As a teacher, it was encouraging to see the work the team do with the local children. There were young kids in the office, helping with the equipment. They normally hit the dunes at the weekends, which we missed unfortunately. Alejo says it’s mostly boys who participate and commit, a couple of girls join them less frequently. He reckons it’s mainly down to stereotypes, which he’d like to see change. The competitive part sets them aside from other companies too. Part of the team is Victor ‘Dito’ Chavez, the only Peruvian pro – snowboarder!

Sandboarding Peru also puts on competitions for kids and adults to participate in; they want to get them hooked with their young and develop that passion as they grow up. It was a privilege to listen to Alejo speak about the school in this way. Regardless of (around about) 28 degrees heat in Huacachina, they still took part in World Snow Day! Sand and snow boarding – same same but different!

Dune Buggy | Sandboardng Peru

Dune Buggy | Sandboardng Peru Check out Sandboarding Peru on Facebook and give them a like.

Sandboarding in Peru – What to Pack

  • Suntan lotion
  • Sunglasses (it’s dusty)
  • Water
  • Camera
  • Action cam (like GoPro)
  • Wear trainers (sand can be hot)

Sandboarding (or sand skiing Peru) is one of the ‘must do’ things to do during your travels around Peru. For more details on Peru tips, itineraries, transport, accommodation, and culture see this Peru travel guide. We get asked often – is Huacachina worth visiting, and I say yes (we actually stayed for three nights!)

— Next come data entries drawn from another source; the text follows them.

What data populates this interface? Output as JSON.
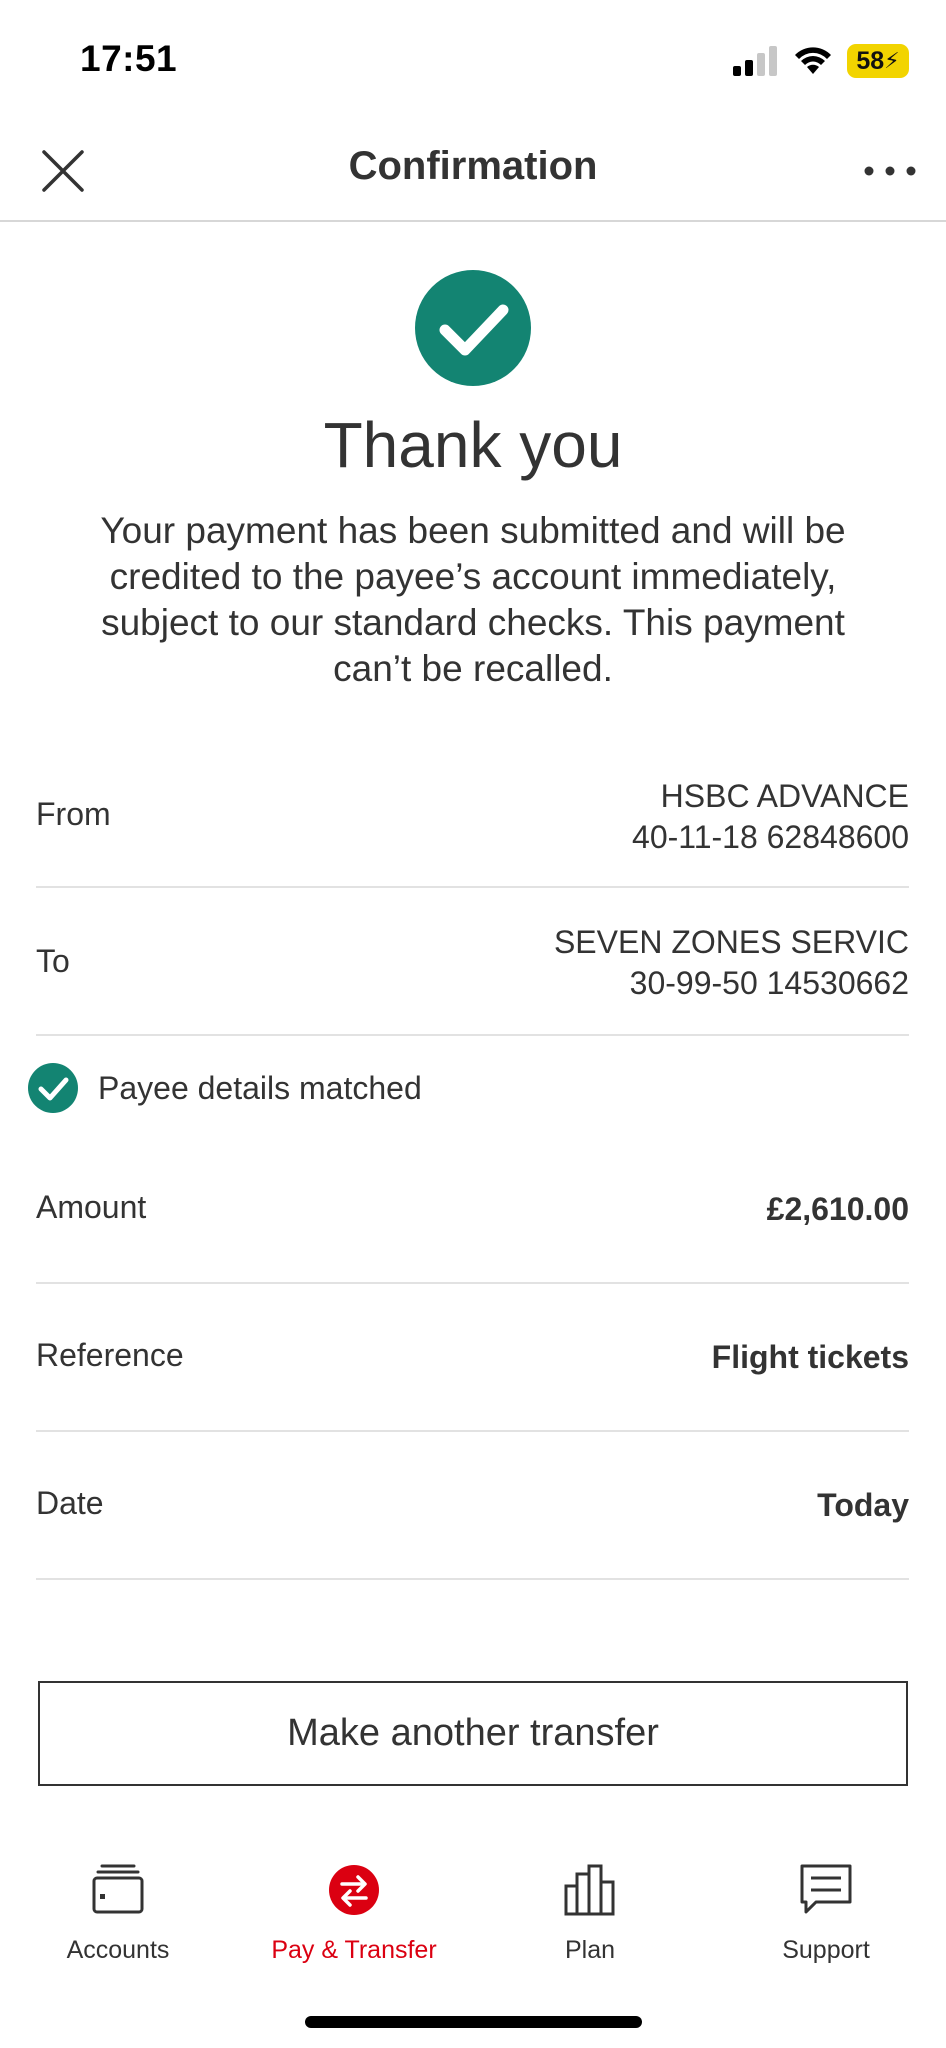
{
  "status_bar": {
    "time": "17:51",
    "battery": "58"
  },
  "header": {
    "title": "Confirmation"
  },
  "success": {
    "title": "Thank you",
    "message": "Your payment has been submitted and will be credited to the payee’s account immediately, subject to our standard checks. This payment can’t be recalled."
  },
  "details": {
    "from": {
      "label": "From",
      "name": "HSBC ADVANCE",
      "account": "40-11-18 62848600"
    },
    "to": {
      "label": "To",
      "name": "SEVEN ZONES SERVIC",
      "account": "30-99-50 14530662"
    },
    "payee_match": "Payee details matched",
    "amount": {
      "label": "Amount",
      "value": "£2,610.00"
    },
    "reference": {
      "label": "Reference",
      "value": "Flight tickets"
    },
    "date": {
      "label": "Date",
      "value": "Today"
    }
  },
  "actions": {
    "another_transfer": "Make another transfer"
  },
  "tabs": [
    {
      "label": "Accounts",
      "icon": "wallet-icon"
    },
    {
      "label": "Pay & Transfer",
      "icon": "transfer-icon",
      "active": true
    },
    {
      "label": "Plan",
      "icon": "bar-chart-icon"
    },
    {
      "label": "Support",
      "icon": "chat-icon"
    }
  ],
  "colors": {
    "success": "#138472",
    "active_tab": "#db0011",
    "battery": "#f2d400"
  }
}
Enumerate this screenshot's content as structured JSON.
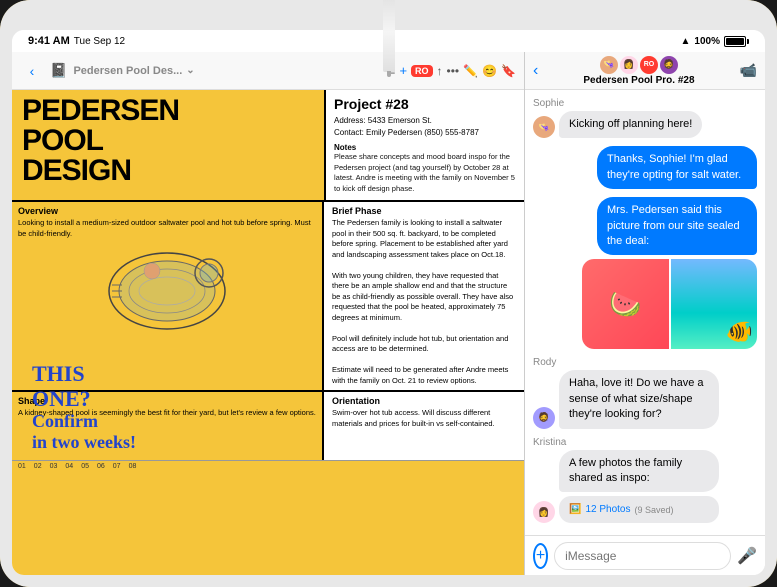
{
  "device": {
    "status_bar": {
      "time": "9:41 AM",
      "date": "Tue Sep 12",
      "battery": "100%",
      "battery_full": true
    }
  },
  "notes_panel": {
    "toolbar": {
      "back_label": "‹",
      "title": "Pedersen Pool Des...",
      "title_caret": "⌄",
      "list_icon": "≡",
      "add_icon": "+",
      "more_icon": "RO",
      "share_icon": "↑",
      "bookmark_icon": "🔖"
    },
    "document": {
      "main_title_line1": "PEDERSEN",
      "main_title_line2": "POOL",
      "main_title_line3": "DESIGN",
      "project_number": "Project #28",
      "address": "Address: 5433 Emerson St.",
      "contact": "Contact: Emily Pedersen (850) 555-8787",
      "notes_label": "Notes",
      "notes_text": "Please share concepts and mood board inspo for the Pedersen project (and tag yourself) by October 28 at latest. Andre is meeting with the family on November 5 to kick off design phase.",
      "overview_label": "Overview",
      "overview_text": "Looking to install a medium-sized outdoor saltwater pool and hot tub before spring. Must be child-friendly.",
      "brief_phase_label": "Brief Phase",
      "brief_phase_text": "The Pedersen family is looking to install a saltwater pool in their 500 sq. ft. backyard, to be completed before spring. Placement to be established after yard and landscaping assessment takes place on Oct.18.\n\nWith two young children, they have requested that there be an ample shallow end and that the structure be as child-friendly as possible overall. They have also requested that the pool be heated, approximately 75 degrees at minimum.\n\nPool will definitely include hot tub, but orientation and access are to be determined.\n\nEstimate will need to be generated after Andre meets with the family on Oct. 21 to review options.",
      "shape_label": "Shape",
      "shape_text": "A kidney-shaped pool is seemingly the best fit for their yard, but let's review a few options.",
      "orientation_label": "Orientation",
      "orientation_text": "Swim-over hot tub access. Will discuss different materials and prices for built-in vs self-contained.",
      "ruler_ticks": [
        "01",
        "02",
        "03",
        "04",
        "05",
        "06",
        "07",
        "08"
      ],
      "handwriting": "THIS\nONE?\nConfirm\nin two weeks!"
    }
  },
  "messages_panel": {
    "toolbar": {
      "back_icon": "‹",
      "title": "Pedersen Pool Pro. #28",
      "video_icon": "📹"
    },
    "messages": [
      {
        "sender": "Sophie",
        "text": "Kicking off planning here!",
        "type": "incoming",
        "avatar_emoji": "👒"
      },
      {
        "sender": "",
        "text": "Thanks, Sophie! I'm glad they're opting for salt water.",
        "type": "outgoing"
      },
      {
        "sender": "",
        "text": "Mrs. Pedersen said this picture from our site sealed the deal:",
        "type": "outgoing",
        "has_image": true
      },
      {
        "sender": "Rody",
        "text": "Haha, love it! Do we have a sense of what size/shape they're looking for?",
        "type": "incoming",
        "avatar_emoji": "🧔"
      },
      {
        "sender": "Kristina",
        "text": "A few photos the family shared as inspo:",
        "type": "incoming",
        "avatar_emoji": "👩",
        "photos_count": "12 Photos",
        "photos_saved": "9 Saved"
      }
    ],
    "input": {
      "placeholder": "iMessage"
    }
  }
}
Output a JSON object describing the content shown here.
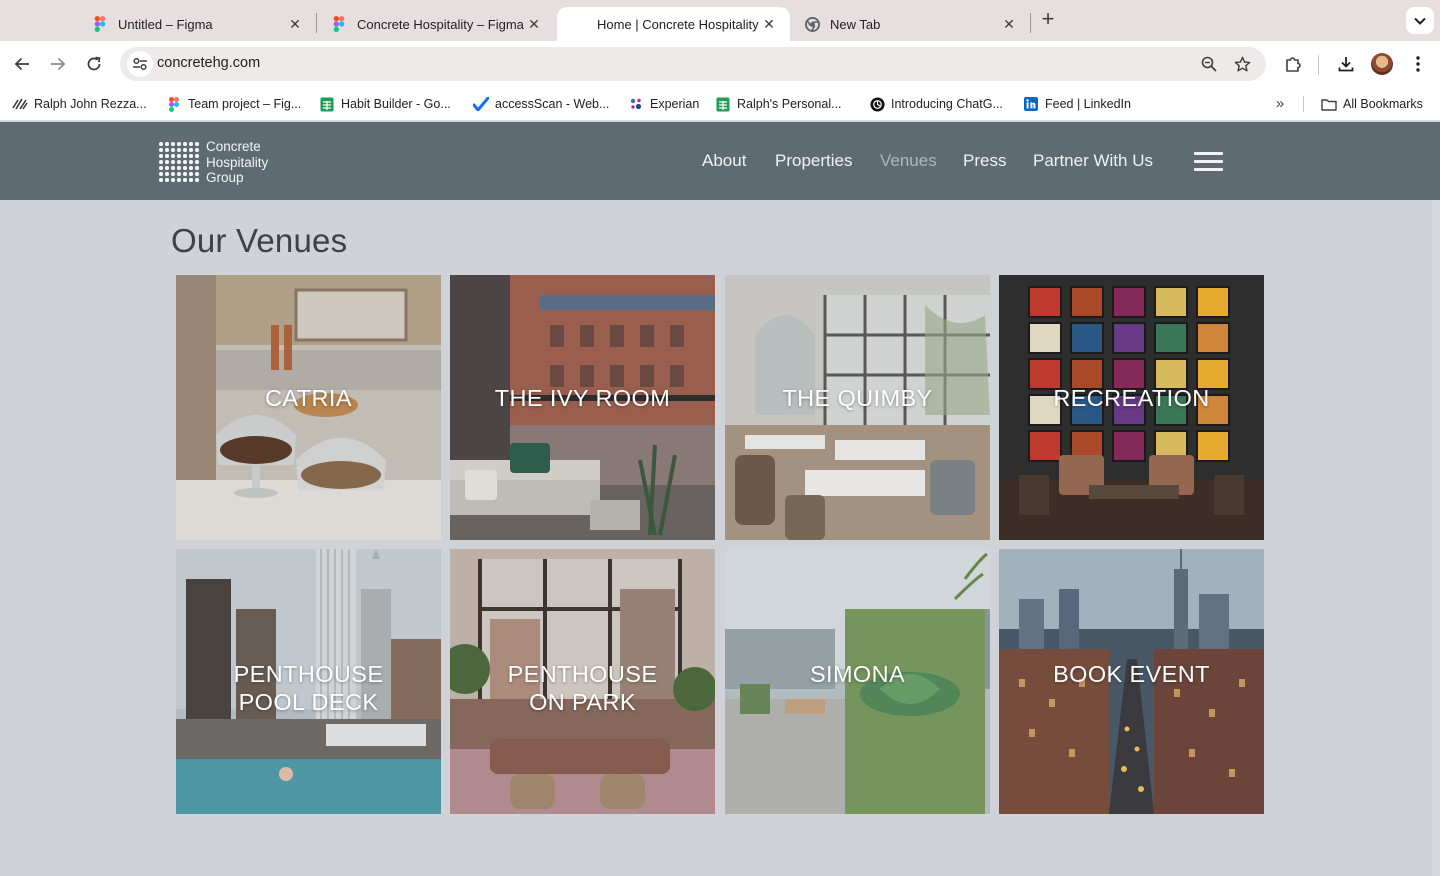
{
  "browser": {
    "tabs": [
      {
        "title": "Untitled – Figma",
        "icon": "figma-icon",
        "active": false
      },
      {
        "title": "Concrete Hospitality – Figma",
        "icon": "figma-icon",
        "active": false
      },
      {
        "title": "Home | Concrete Hospitality",
        "icon": "blank-page-icon",
        "active": true
      },
      {
        "title": "New Tab",
        "icon": "chrome-icon",
        "active": false
      }
    ],
    "close_glyph": "✕",
    "new_tab_glyph": "+",
    "url": "concretehg.com",
    "bookmarks": [
      {
        "label": "Ralph John Rezza...",
        "icon": "squiggle-logo-icon"
      },
      {
        "label": "Team project – Fig...",
        "icon": "figma-icon"
      },
      {
        "label": "Habit Builder - Go...",
        "icon": "sheets-icon"
      },
      {
        "label": "accessScan - Web...",
        "icon": "accessibe-check-icon"
      },
      {
        "label": "Experian",
        "icon": "experian-icon"
      },
      {
        "label": "Ralph's Personal...",
        "icon": "sheets-icon"
      },
      {
        "label": "Introducing ChatG...",
        "icon": "openai-icon"
      },
      {
        "label": "Feed | LinkedIn",
        "icon": "linkedin-icon"
      }
    ],
    "bookmarks_overflow_glyph": "»",
    "all_bookmarks": "All Bookmarks"
  },
  "site": {
    "logo": [
      "Concrete",
      "Hospitality",
      "Group"
    ],
    "nav": [
      "About",
      "Properties",
      "Venues",
      "Press",
      "Partner With Us"
    ],
    "current_nav": "Venues",
    "menu_icon": "hamburger-menu-icon"
  },
  "page": {
    "title": "Our Venues",
    "venues": [
      {
        "lines": [
          "CATRIA"
        ]
      },
      {
        "lines": [
          "THE IVY ROOM"
        ]
      },
      {
        "lines": [
          "THE QUIMBY"
        ]
      },
      {
        "lines": [
          "RECREATION"
        ]
      },
      {
        "lines": [
          "PENTHOUSE",
          "POOL DECK"
        ]
      },
      {
        "lines": [
          "PENTHOUSE",
          "ON PARK"
        ]
      },
      {
        "lines": [
          "SIMONA"
        ]
      },
      {
        "lines": [
          "BOOK EVENT"
        ]
      }
    ]
  },
  "colors": {
    "tab_strip": "#e7dfdf",
    "header": "#5f6b73",
    "page_bg": "#cfd3d7",
    "nav_current": "#aeb6bd"
  }
}
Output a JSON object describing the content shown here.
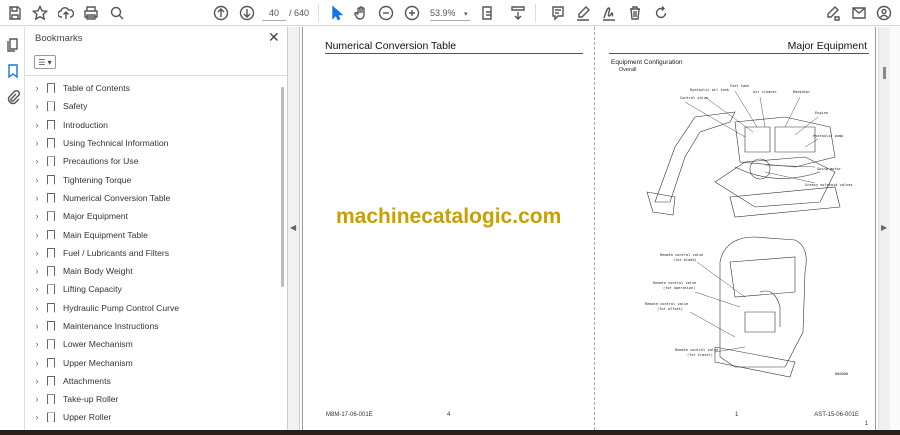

Sandboarding Peru, Huacachina

    • Sandboarding Peru: Website
    • Contact: +51 986 986 188
    • Address: next to Hostel Del Barco
    • Price: $49 per person (equipment included)

Pin to your Peru board!

Sandboarding in Peru | Huacachina sand dunes.


Have you ever sandboarded?


Disclaimer – Craig and I would like to offer our gratitude to Alejo and the team, as well as Jhonny who helped a sister out on the dunes! As always an honest review, we even paid above the discounted rate as we felt we were robbing them after such a great day on the sandy slopes!